Nigeria has tortously clung to its status as the greatest economy in Africa yet has additionally needed to manage the unflattering assignment of being a standout amongst the most horrendous place to work together.
It has consistently ranked low among countries around the world in almost all areas of business. In the last World bank’s Doing Business Report which considers ease of doing business across 190 economies, Nigeria’s position across most areas of doing business showed the country as one of the worst places to do business.
For instance, for five areas; paying taxes, registering property, trading across borders, getting electricity and dealing with construction permits; Nigeria ranked in the bottom twenty.
Where the new Nigerian visa changes come in
The Nigerian government has been working to improve on the country’s business climate. In fact, the government engaged the services of external resource persons to manage the economy. The country’s vice President, Professor Yemi Osibanjo, also launched a 60-day action plan last month to improve the business climate in Nigeria.
To that end, the NIS will harmonize airport immigration forms to reduce the stress of paperwork for visitors. Visas on arrival will also be made available to high net-worth investors coming for urgent business and to visitors from countries without Nigerian consulates. In addition, to make it easier for foreigners to obtain residence permits, NIS has opened 28 additional offices across the country.

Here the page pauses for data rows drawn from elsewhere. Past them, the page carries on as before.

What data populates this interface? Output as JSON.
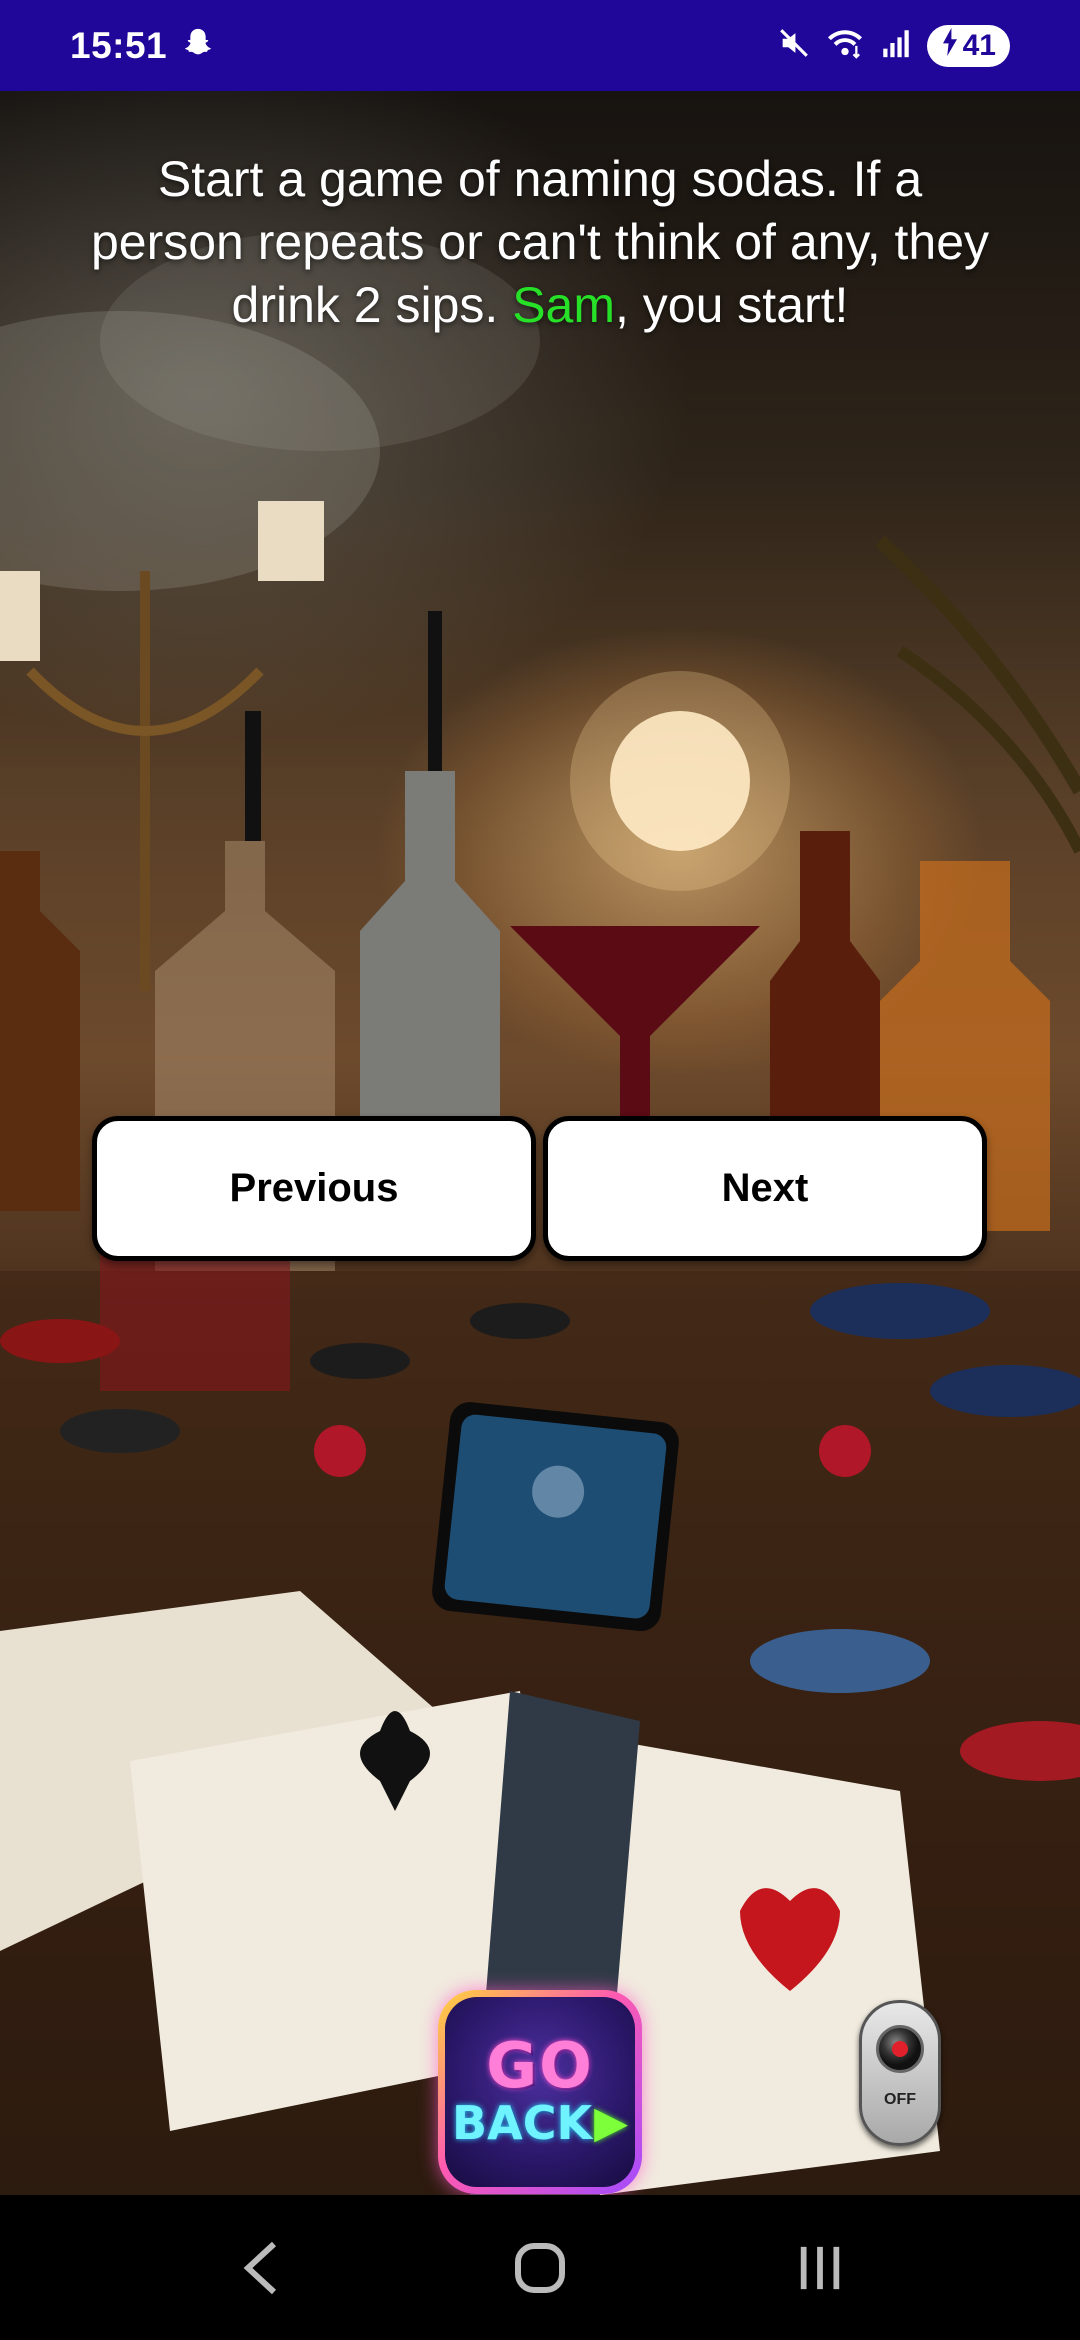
{
  "status_bar": {
    "time": "15:51",
    "battery_level": "41",
    "icons": [
      "snapchat-icon",
      "mute-icon",
      "wifi-icon",
      "signal-icon",
      "battery-charging-icon"
    ]
  },
  "instruction": {
    "text_before": "Start a game of naming sodas. If a person repeats or can't think of any, they drink 2 sips. ",
    "player": "Sam",
    "text_after": ", you start!",
    "player_color": "#27e028"
  },
  "buttons": {
    "previous_label": "Previous",
    "next_label": "Next"
  },
  "go_back": {
    "line1": "GO",
    "line2": "BACK"
  },
  "toggle": {
    "label": "OFF"
  },
  "system_nav": {
    "icons": [
      "back-icon",
      "home-icon",
      "recents-icon"
    ]
  },
  "colors": {
    "status_bar_bg": "#21069a",
    "accent_green": "#27e028"
  }
}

Foreigners are not the only ones who will benefit from the relaxing measures on the Nigerian visa. For Nigerian citizens who lose their passports or change their names after marriage, the need to travel to Abuja to get their new trave documents has been steamied. The new Nigerian visa rules feature an allowance for state immigration offices and foreign missions to now be able to re-issue passports.